Heinz plans to ramp up production at Ohio plant
H.J. Heinz Co. plans to invest $28 million in an Ohio frozen-food plant and hire 249 workers there as it shifts production from three North American plants it is closing as part of a cost-cutting initiative.
Pittsburgh-based global food giant Heinz said its plant in Massillon, Ohio — which is about 25 miles south of Akron — will become a “Frozen Food Center of Excellence.”
The news follows last week's disclosure by Heinz that it will close plants in South Carolina, Idaho and Canada during the next six to eight months and lay off 1,350 workers. The company, which was taken private in a $28 billion deal in June, had laid off 600 office workers in North America, including 350 people in Pittsburgh.
In the plant closing announcement, Heinz said it would add 470 employees across five factories in Ohio, Iowa, California and Canada, and improve capacity at those plants to accept work from the three shuttered factories.
Heinz spokesman Michael Mullen said the Massillon plant employs about 400 people.
“Heinz is committed to Ohio and excited for the growth that will come to Massillon as part of this significant investment,” he said in a written statement.
State and local officials in Ohio offered Heinz tax credits and other incentives to expand. Mullen declined to comment on the incentives.
Connie Wehrkamp, a spokeswoman for Ohio Gov. John Kasich, said she couldn't discuss tax breaks for Heinz because they have not been formally approved.
Heinz has three plants in Ohio, including the one in Massillon, none of which will be closed as part of the company's consolidation, Wehrkamp said.
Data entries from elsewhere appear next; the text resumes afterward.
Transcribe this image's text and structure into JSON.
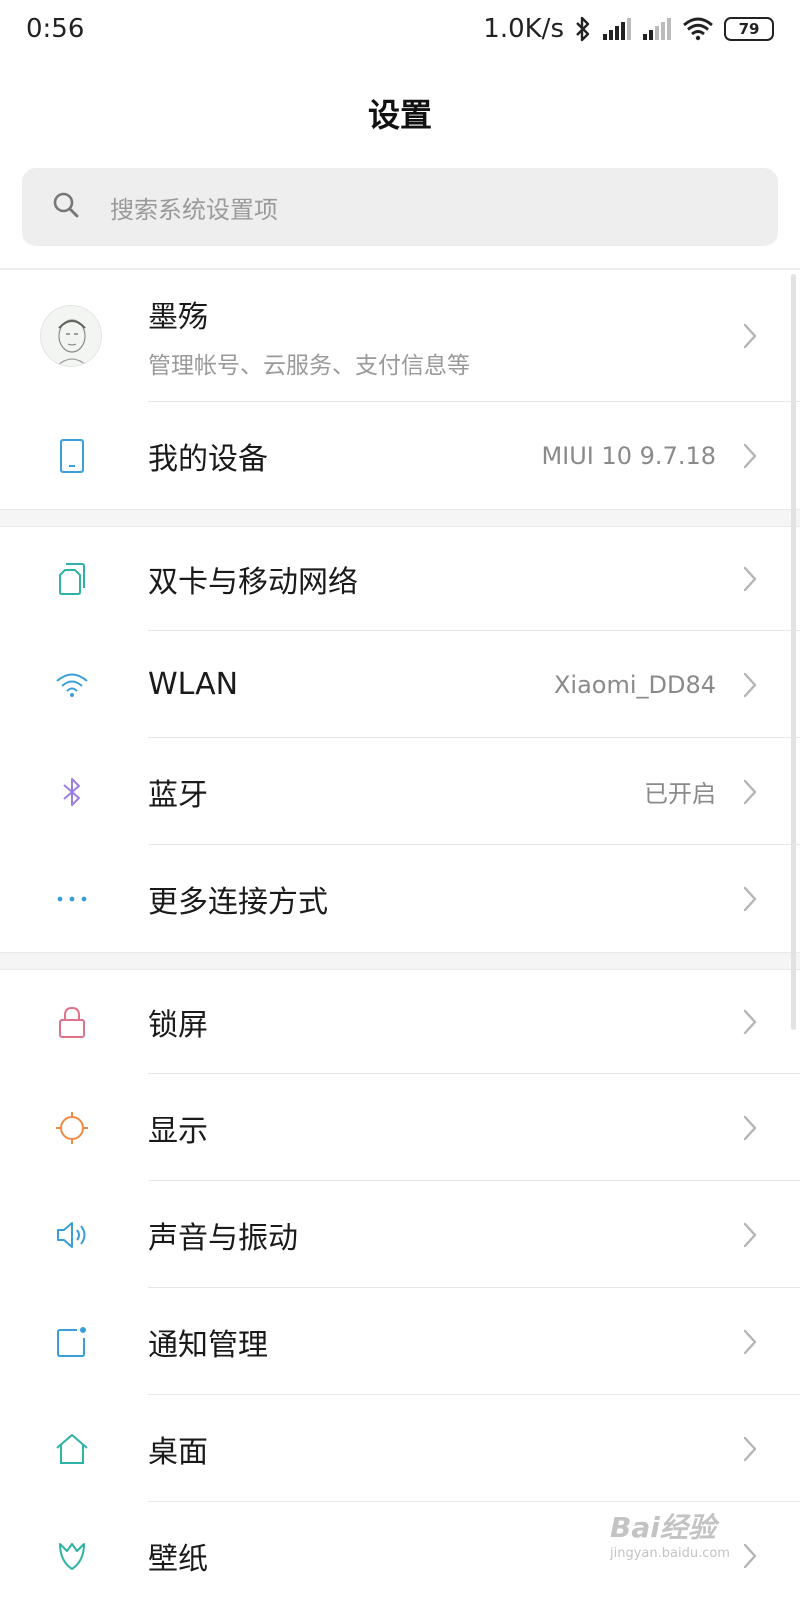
{
  "status_bar": {
    "time": "0:56",
    "network_speed": "1.0K/s",
    "battery": "79",
    "icons": [
      "bluetooth-icon",
      "signal-icon",
      "signal-icon-2",
      "wifi-icon",
      "battery-icon"
    ]
  },
  "header": {
    "title": "设置"
  },
  "search": {
    "placeholder": "搜索系统设置项",
    "icon": "search-icon"
  },
  "account": {
    "name": "墨殇",
    "subtitle": "管理帐号、云服务、支付信息等",
    "icon": "avatar"
  },
  "sections": [
    {
      "items": [
        {
          "label": "我的设备",
          "value": "MIUI 10 9.7.18",
          "icon": "phone-icon",
          "color": "#3a9fd6"
        }
      ]
    },
    {
      "items": [
        {
          "label": "双卡与移动网络",
          "value": "",
          "icon": "sim-card-icon",
          "color": "#2fb3a6"
        },
        {
          "label": "WLAN",
          "value": "Xiaomi_DD84",
          "icon": "wifi-icon",
          "color": "#3a9fd6"
        },
        {
          "label": "蓝牙",
          "value": "已开启",
          "icon": "bluetooth-icon",
          "color": "#9b7ee0"
        },
        {
          "label": "更多连接方式",
          "value": "",
          "icon": "more-dots-icon",
          "color": "#3a9fd6"
        }
      ]
    },
    {
      "items": [
        {
          "label": "锁屏",
          "value": "",
          "icon": "lock-icon",
          "color": "#e0738a"
        },
        {
          "label": "显示",
          "value": "",
          "icon": "sun-icon",
          "color": "#ef8a45"
        },
        {
          "label": "声音与振动",
          "value": "",
          "icon": "speaker-icon",
          "color": "#3a9fd6"
        },
        {
          "label": "通知管理",
          "value": "",
          "icon": "notification-icon",
          "color": "#3a9fd6"
        },
        {
          "label": "桌面",
          "value": "",
          "icon": "home-icon",
          "color": "#2fb3a6"
        },
        {
          "label": "壁纸",
          "value": "",
          "icon": "wallpaper-icon",
          "color": "#2fb3a6"
        }
      ]
    }
  ],
  "watermark": {
    "brand": "Bai经验",
    "url": "jingyan.baidu.com"
  }
}
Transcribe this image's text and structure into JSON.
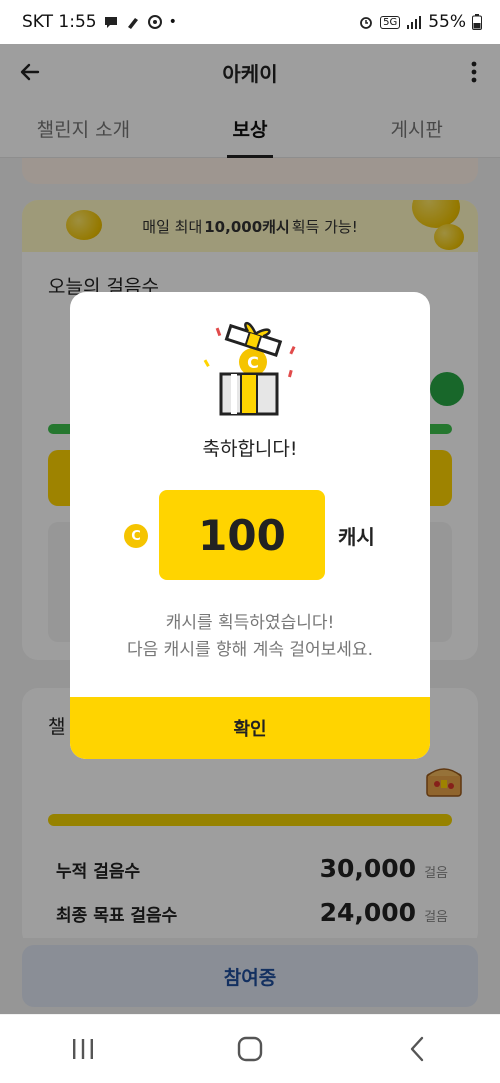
{
  "status_bar": {
    "carrier_time": "SKT 1:55",
    "network": "5G",
    "battery": "55%"
  },
  "app_bar": {
    "title": "아케이"
  },
  "tabs": [
    {
      "label": "챌린지 소개"
    },
    {
      "label": "보상"
    },
    {
      "label": "게시판"
    }
  ],
  "banner": {
    "prefix": "매일 최대",
    "highlight": "10,000캐시",
    "suffix": "획득 가능!"
  },
  "today": {
    "title": "오늘의 걸음수"
  },
  "challenge_card": {
    "title": "챌",
    "stats": [
      {
        "label": "누적 걸음수",
        "value": "30,000",
        "unit": "걸음"
      },
      {
        "label": "최종 목표 걸음수",
        "value": "24,000",
        "unit": "걸음"
      }
    ]
  },
  "join_button": {
    "label": "참여중"
  },
  "dialog": {
    "title": "축하합니다!",
    "coin_symbol": "C",
    "amount": "100",
    "unit": "캐시",
    "message_line1": "캐시를 획득하였습니다!",
    "message_line2": "다음 캐시를 향해 계속 걸어보세요.",
    "confirm_label": "확인"
  },
  "colors": {
    "accent_yellow": "#ffd400",
    "green": "#3cc04d",
    "join_text": "#1f4e9c"
  }
}
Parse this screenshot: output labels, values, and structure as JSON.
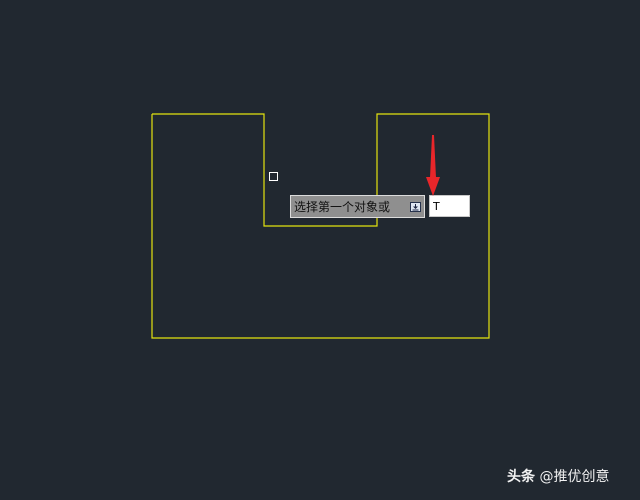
{
  "prompt": {
    "text": "选择第一个对象或",
    "options_icon": "dropdown-arrow-icon"
  },
  "command_input": {
    "value": "T"
  },
  "watermark": {
    "brand": "头条",
    "handle": "@推优创意"
  },
  "colors": {
    "background": "#212830",
    "geometry": "#e3e30f",
    "annotation": "#e8262a",
    "tooltip": "#8f8f8f"
  }
}
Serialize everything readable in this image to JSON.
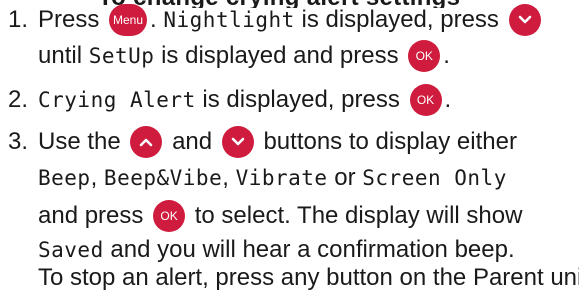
{
  "partial_heading": "To change crying alert settings",
  "buttons": {
    "menu": "Menu",
    "ok": "OK",
    "up_icon": "chevron-up-icon",
    "down_icon": "chevron-down-icon",
    "color": "#cf1b3d"
  },
  "steps": {
    "s1": {
      "num": "1.",
      "t1": "Press",
      "t2": ".",
      "lcd1": "Nightlight",
      "t3": "is displayed, press",
      "t4": "until",
      "lcd2": "SetUp",
      "t5": "is displayed and press",
      "t6": "."
    },
    "s2": {
      "num": "2.",
      "lcd1": "Crying Alert",
      "t1": "is displayed, press",
      "t2": "."
    },
    "s3": {
      "num": "3.",
      "t1": "Use the",
      "t2": "and",
      "t3": "buttons to display either",
      "lcd1": "Beep",
      "sep1": ",",
      "lcd2": "Beep&Vibe",
      "sep2": ",",
      "lcd3": "Vibrate",
      "t4": "or",
      "lcd4": "Screen Only",
      "t5": "and press",
      "t6": "to select. The display will show",
      "lcd5": "Saved",
      "t7": "and you will hear a confirmation beep."
    }
  },
  "note": "To stop an alert, press any button on the Parent unit."
}
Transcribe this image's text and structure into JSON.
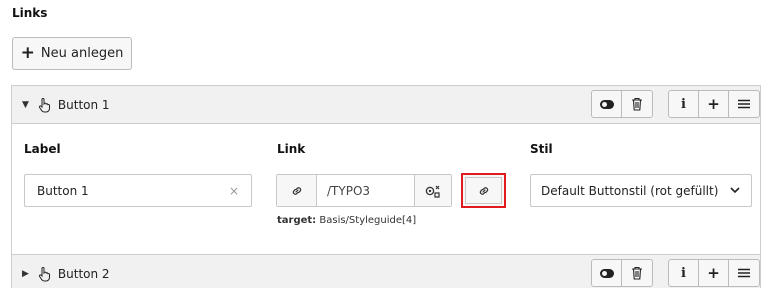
{
  "section_title": "Links",
  "new_button": {
    "plus": "+",
    "label": "Neu anlegen"
  },
  "items": [
    {
      "title": "Button 1",
      "expanded": true,
      "controls": {
        "info": "i",
        "add": "+"
      },
      "fields": {
        "label": {
          "title": "Label",
          "value": "Button 1",
          "clear": "×"
        },
        "link": {
          "title": "Link",
          "value": "/TYPO3",
          "target_label": "target:",
          "target_value": "Basis/Styleguide[4]"
        },
        "style": {
          "title": "Stil",
          "value": "Default Buttonstil (rot gefüllt)"
        }
      }
    },
    {
      "title": "Button 2",
      "expanded": false,
      "controls": {
        "info": "i",
        "add": "+"
      }
    }
  ],
  "highlight_color": "#e01b1b"
}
Heinz does not have any plants in Western Pennsylvania.
Heinz plans to add 25 jobs at a plant in Fremont, which is the company's largest ketchup factory and is about 40 miles east of Toledo, Mullen said.
Mullen declined to comment on whether there were plans for the company's plant in Mason, near Cincinnati, which produces condiments.
Heinz was acquired by Warren Buffett's Berkshire Hathaway and 3G Capital, an investment firm run by Brazilian billionaires known for aggressively cutting costs at companies it buys.
Expense reductions were expected in the wake of the buyout because the investors nearly tripled Heinz's debt from about $5 billion to about $14 billion.
Alex Nixon is a staff writer for Trib Total Media. He can be reached at 412-320-7928 or email@example.com.